Monkeys' Plant Food Makes Them Mean & Horny

31st December 2012
Monkeying around with hormones
With the help of local Ugandan field assistants, the researchers followed a group of red colobus monkeys everyday from morning until afternoon, collecting behavioral observations and fecal samples from 10 adult males. They then analyzed the 407 fecal samples for levels of estradiol and cortisol – two hormones involved in stress and reproduction.
Wasserman found seasonal variation in the consumption of estrogenic plants (including a species in the plant family that includes soy), ranging from 0.7 percent to as much as 32.4 percent of the red colobus diet in any given week. Higher consumption of estrogenic plants corresponded to higher levels of estradiol and cortisol in the monkey feces, as well as more acts of aggression and mating, and fewer acts of grooming. Wasserman says that the altered behavior wasn't something he noticed while in the field – it took statistical analysis to recognize the behavioral change.
Wasserman said that less grooming and more aggression has been documented in a previous study of captive primates and phytoestrogen consumption, but the finding that the animals were mating more was a surprise.
“We were thinking that the estrogenic activity could disrupt mating behaviors, but instead they mated more,” he said. He offered a few possible reasons for the increased sex: One possibility is that the nutritional content of the plants boosts sex, as monkeys tend to make more monkeys when there are extra calories available.
Or it could be that males are confused by chemical cues from the plants, and mistakenly believe that the females are in estrus. Alternately, the plant hormones are directly causing the behavior, but one correlational field study can't make that link definitively.

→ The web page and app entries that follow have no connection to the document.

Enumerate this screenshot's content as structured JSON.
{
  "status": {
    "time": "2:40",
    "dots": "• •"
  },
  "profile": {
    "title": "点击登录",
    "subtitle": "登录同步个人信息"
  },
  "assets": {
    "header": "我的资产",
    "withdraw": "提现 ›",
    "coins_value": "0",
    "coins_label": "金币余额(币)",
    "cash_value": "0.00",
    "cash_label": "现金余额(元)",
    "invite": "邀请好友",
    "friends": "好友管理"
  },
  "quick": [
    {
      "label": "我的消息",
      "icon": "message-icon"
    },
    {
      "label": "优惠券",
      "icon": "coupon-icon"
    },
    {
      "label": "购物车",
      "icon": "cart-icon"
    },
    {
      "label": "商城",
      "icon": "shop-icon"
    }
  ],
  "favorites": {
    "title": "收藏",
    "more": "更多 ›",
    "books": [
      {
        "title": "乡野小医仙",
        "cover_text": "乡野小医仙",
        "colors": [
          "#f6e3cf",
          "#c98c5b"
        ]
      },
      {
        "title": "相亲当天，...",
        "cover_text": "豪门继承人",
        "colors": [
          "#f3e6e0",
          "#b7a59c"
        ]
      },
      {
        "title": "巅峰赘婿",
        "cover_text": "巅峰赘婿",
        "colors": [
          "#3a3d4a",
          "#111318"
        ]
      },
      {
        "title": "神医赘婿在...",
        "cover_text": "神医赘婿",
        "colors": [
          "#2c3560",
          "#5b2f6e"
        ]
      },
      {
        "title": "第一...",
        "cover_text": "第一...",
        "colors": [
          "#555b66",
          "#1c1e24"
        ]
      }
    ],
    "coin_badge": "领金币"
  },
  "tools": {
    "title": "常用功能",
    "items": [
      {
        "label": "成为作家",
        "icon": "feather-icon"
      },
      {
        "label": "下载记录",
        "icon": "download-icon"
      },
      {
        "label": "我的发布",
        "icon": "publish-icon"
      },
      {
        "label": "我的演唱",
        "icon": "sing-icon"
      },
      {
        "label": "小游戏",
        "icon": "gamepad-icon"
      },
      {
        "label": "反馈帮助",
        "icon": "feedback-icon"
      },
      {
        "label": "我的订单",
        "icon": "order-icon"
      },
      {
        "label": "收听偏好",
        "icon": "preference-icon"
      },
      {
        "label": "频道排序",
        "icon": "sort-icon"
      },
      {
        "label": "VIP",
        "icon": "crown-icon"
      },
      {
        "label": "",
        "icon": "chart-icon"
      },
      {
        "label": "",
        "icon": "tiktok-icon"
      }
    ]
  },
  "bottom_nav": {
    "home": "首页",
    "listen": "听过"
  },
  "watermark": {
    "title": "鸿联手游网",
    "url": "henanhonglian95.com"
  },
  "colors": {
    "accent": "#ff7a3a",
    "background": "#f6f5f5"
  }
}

Role of phytoestrogens
Wasserman is still crunching the numbers to understand what effect the phytoestrogens had on the hormones and behavior of the female colobus monkeys. He reported his results on male monkeys in the November issue of the journal Hormones and Behavior.
Phytoestrogens are found in lots of plants around the globe – from soy to figs to eucalyptus – but their effects on animals aren’t well known in the wild. [Top 10 Poisonous Plants]
Heather Patisaul, a biologist at North Carolina State University who was not involved in the study, said that much more is known about how phytoestrogens impact rats. “We have shown that phytoestrogens can influence the brain and behavior, particularly pathways that are estrogen sensitive,” she said, adding that the new study suggests that the same is true for colobus monkeys. “It demonstrates that such responses can occur in numerous species and may be adaptive.”
The environment can provide key signals that influence reproduction and behavior, Patisaul said. “Understanding these signals and how they impact our physiology is important when thinking about how other environmental cues may influence us, such as endocrine disruptors, stress or nutrition.”
Endocrine disruptors are any chemical that interferes with the endocrine system, the system that produces the hormones that regulate the body.
Modern human development
For primates of the human variety, there has been much medical research into the effects of soy, a plant food containing phytoestrogens, on health. Some have touted its benefits in combating cancer, alleviating the symptoms of menopause, and other effects. Wasserman says that unraveling the mysteries of the primates might be a good step to understanding how soy affects humans.
His previous research showed that mountain gorillas eat plants with estrogenic compounds. “Because that’s going on in an ape in a forest in east Africa, it’s likely that we have been interacting with these types of plants for a long time," Wasserman said. "If it’s part of our evolutionary history, you would expect our biology could deal with it or we may even benefit from them. However, mountain gorillas eat a lot of leaves while human ancestors likely focused more on ripe fruits.”
Wasserman now plans to study presence of compounds in the close human cousin, the chimp, and other fruit-eating primates. “If these compounds are something we’ve been eating for a long time, they might not have a negative effect," he said. "But if we only started eating them with the rise of agriculture, then concerns over the potential for phytoestrogens to act as endocrine disruptors seem more plausible.”